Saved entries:
· · ·
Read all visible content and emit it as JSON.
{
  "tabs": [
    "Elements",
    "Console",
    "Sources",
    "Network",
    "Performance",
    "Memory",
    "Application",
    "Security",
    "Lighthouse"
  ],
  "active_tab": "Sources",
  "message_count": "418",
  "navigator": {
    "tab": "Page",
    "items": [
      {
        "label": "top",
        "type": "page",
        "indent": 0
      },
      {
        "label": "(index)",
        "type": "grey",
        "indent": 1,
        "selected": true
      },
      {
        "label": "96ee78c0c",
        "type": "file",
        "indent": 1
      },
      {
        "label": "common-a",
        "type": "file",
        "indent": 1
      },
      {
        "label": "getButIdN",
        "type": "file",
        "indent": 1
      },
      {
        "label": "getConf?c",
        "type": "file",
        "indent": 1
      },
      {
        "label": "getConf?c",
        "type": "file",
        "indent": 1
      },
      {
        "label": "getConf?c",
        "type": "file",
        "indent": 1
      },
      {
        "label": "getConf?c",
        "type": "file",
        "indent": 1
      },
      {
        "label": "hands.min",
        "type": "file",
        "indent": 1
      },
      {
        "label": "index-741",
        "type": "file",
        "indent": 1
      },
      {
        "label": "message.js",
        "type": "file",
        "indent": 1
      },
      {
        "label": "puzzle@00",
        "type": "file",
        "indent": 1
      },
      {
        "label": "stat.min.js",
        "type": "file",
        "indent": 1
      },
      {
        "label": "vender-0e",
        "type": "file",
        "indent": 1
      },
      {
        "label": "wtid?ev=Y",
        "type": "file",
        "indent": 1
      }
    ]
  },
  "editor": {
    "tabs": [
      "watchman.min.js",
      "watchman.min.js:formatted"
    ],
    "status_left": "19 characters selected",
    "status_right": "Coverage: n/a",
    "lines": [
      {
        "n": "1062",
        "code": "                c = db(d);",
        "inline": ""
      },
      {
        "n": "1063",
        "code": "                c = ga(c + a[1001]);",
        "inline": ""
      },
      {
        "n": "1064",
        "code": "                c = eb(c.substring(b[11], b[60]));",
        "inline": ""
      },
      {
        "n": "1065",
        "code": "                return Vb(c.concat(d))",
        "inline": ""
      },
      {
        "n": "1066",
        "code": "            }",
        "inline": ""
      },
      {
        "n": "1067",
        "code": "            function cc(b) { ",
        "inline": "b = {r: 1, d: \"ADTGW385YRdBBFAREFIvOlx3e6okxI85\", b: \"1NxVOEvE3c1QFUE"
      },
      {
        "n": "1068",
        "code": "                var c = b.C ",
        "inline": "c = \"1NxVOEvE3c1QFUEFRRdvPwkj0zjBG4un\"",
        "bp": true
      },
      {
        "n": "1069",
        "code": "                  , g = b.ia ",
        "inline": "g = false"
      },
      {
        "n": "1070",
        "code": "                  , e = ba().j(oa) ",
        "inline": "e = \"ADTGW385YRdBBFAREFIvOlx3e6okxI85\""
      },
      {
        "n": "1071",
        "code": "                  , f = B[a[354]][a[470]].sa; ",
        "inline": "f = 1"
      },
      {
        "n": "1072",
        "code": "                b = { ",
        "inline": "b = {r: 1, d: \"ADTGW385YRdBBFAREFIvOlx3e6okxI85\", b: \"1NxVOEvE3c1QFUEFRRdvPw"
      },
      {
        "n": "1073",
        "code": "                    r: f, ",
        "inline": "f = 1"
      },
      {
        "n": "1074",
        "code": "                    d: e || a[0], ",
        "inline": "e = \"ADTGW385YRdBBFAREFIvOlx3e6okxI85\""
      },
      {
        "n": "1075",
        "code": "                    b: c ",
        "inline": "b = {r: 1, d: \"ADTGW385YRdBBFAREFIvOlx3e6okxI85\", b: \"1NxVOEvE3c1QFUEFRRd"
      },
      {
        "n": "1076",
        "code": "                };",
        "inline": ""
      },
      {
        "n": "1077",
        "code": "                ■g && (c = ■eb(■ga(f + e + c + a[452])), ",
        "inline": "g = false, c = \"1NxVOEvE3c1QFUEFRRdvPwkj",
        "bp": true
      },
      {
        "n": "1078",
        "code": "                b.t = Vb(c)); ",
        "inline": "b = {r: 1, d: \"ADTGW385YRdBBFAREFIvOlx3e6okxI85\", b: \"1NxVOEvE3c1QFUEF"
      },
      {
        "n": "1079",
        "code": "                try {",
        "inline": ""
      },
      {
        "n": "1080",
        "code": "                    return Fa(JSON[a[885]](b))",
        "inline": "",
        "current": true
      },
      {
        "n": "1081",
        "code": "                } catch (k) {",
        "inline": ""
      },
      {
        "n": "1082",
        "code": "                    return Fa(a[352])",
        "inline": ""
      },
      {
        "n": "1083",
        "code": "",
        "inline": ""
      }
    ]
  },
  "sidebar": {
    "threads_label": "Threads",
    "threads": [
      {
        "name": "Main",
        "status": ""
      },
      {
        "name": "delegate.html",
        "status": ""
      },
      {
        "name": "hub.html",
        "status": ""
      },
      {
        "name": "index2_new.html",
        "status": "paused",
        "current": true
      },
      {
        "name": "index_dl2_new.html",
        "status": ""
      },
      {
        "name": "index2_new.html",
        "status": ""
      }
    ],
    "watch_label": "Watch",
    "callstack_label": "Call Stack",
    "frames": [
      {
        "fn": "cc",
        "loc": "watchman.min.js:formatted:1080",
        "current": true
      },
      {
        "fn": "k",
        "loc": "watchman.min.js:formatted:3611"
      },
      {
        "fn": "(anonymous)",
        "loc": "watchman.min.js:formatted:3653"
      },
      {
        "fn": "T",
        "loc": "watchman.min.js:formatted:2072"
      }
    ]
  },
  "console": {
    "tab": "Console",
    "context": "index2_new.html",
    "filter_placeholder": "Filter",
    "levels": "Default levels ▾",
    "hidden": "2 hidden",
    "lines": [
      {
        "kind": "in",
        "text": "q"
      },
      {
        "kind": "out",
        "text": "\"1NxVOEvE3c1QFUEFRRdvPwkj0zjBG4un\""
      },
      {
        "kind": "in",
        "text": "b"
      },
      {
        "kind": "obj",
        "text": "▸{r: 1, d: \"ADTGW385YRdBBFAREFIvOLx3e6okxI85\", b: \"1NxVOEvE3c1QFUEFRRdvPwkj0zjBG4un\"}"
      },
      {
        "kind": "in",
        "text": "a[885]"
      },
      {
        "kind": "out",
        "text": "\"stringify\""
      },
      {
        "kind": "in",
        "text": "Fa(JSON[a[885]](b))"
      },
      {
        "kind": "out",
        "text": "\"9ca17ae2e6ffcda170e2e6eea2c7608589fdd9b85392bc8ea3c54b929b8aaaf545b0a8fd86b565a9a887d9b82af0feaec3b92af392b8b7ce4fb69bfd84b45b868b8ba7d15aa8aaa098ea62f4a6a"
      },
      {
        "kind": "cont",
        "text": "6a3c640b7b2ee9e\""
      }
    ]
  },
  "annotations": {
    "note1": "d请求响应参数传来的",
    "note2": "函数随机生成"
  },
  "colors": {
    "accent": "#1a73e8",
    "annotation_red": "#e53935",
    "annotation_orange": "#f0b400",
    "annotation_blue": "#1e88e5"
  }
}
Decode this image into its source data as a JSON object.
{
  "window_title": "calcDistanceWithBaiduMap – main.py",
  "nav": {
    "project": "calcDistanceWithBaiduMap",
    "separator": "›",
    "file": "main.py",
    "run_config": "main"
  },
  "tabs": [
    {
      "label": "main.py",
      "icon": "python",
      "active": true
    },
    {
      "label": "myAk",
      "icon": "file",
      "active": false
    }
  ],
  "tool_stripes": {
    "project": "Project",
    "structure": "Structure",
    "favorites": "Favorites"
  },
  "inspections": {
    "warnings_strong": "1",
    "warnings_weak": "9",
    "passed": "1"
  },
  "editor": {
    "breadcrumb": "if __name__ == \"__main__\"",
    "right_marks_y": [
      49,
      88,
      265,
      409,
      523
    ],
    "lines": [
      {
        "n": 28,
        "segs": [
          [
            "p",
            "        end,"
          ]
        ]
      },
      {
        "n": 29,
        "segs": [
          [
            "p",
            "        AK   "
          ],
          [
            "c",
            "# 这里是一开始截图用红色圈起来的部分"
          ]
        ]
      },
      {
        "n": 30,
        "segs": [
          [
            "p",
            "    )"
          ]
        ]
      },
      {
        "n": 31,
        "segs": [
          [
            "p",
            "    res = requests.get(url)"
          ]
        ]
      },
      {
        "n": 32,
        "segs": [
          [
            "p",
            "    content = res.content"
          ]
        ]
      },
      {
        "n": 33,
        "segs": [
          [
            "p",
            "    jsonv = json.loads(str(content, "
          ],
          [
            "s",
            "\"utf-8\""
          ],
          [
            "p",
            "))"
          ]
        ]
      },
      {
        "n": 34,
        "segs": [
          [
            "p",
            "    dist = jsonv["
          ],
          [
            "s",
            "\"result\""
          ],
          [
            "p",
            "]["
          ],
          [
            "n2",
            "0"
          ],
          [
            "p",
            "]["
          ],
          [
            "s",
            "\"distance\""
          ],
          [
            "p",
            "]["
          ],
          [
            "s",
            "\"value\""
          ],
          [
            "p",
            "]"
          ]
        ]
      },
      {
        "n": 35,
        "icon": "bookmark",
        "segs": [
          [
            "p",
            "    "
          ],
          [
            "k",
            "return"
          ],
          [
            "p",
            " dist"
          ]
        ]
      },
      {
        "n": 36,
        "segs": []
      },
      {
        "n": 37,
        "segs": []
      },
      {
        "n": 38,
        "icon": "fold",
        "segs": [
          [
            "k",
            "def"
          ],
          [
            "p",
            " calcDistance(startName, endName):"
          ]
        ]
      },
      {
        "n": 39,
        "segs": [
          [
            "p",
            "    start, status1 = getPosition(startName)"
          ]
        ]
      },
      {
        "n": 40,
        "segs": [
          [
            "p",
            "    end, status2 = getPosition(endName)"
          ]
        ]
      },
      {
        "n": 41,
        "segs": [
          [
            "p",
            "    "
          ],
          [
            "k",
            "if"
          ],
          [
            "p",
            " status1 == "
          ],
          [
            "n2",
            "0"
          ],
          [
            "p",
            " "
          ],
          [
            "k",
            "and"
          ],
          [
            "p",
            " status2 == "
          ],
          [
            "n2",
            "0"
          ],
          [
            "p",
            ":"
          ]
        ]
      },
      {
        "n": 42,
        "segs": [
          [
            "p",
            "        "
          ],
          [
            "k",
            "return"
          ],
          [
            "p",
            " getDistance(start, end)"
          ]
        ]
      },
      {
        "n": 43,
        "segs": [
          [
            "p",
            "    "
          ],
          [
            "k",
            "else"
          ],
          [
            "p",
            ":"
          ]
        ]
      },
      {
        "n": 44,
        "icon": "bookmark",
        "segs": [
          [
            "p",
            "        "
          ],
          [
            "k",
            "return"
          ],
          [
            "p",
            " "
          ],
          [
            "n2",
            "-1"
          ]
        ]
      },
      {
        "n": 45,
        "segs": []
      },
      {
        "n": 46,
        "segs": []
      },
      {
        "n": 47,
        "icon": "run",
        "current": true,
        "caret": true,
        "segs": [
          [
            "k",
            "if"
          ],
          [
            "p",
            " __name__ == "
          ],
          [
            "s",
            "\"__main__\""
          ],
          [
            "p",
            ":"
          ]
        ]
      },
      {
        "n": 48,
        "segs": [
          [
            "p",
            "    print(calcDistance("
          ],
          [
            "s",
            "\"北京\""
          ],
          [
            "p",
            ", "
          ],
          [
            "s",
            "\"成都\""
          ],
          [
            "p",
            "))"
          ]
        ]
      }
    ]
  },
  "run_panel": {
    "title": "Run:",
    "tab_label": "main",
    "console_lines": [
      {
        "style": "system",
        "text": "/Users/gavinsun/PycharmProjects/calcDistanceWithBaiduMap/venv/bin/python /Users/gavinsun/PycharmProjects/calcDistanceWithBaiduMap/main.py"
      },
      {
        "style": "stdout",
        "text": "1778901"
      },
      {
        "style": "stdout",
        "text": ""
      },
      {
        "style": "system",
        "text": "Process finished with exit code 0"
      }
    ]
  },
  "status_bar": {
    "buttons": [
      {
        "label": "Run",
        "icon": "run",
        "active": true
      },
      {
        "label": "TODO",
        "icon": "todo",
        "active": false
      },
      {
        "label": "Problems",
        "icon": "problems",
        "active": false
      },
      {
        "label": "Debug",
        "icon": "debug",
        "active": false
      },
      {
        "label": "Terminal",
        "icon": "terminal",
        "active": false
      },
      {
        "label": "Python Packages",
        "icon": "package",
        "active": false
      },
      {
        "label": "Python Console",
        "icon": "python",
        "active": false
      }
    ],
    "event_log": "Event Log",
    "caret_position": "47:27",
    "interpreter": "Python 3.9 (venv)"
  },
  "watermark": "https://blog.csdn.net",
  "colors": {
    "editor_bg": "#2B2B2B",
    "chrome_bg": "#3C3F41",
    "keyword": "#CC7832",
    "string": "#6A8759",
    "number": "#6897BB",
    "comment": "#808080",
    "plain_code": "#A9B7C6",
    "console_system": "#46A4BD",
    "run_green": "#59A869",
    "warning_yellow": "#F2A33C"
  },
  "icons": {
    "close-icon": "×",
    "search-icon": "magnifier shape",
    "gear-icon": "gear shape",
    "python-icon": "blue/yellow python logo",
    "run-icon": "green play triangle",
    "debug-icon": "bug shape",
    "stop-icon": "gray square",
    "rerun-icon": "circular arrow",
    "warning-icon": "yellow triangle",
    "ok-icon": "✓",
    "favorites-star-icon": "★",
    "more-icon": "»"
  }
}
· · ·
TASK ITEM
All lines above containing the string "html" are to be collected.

FINISHED TASK
        "name": "delegate.html",
        "name": "hub.html",
        "name": "index2_new.html",
        "name": "index_dl2_new.html",
        "name": "index2_new.html",
    "context": "index2_new.html",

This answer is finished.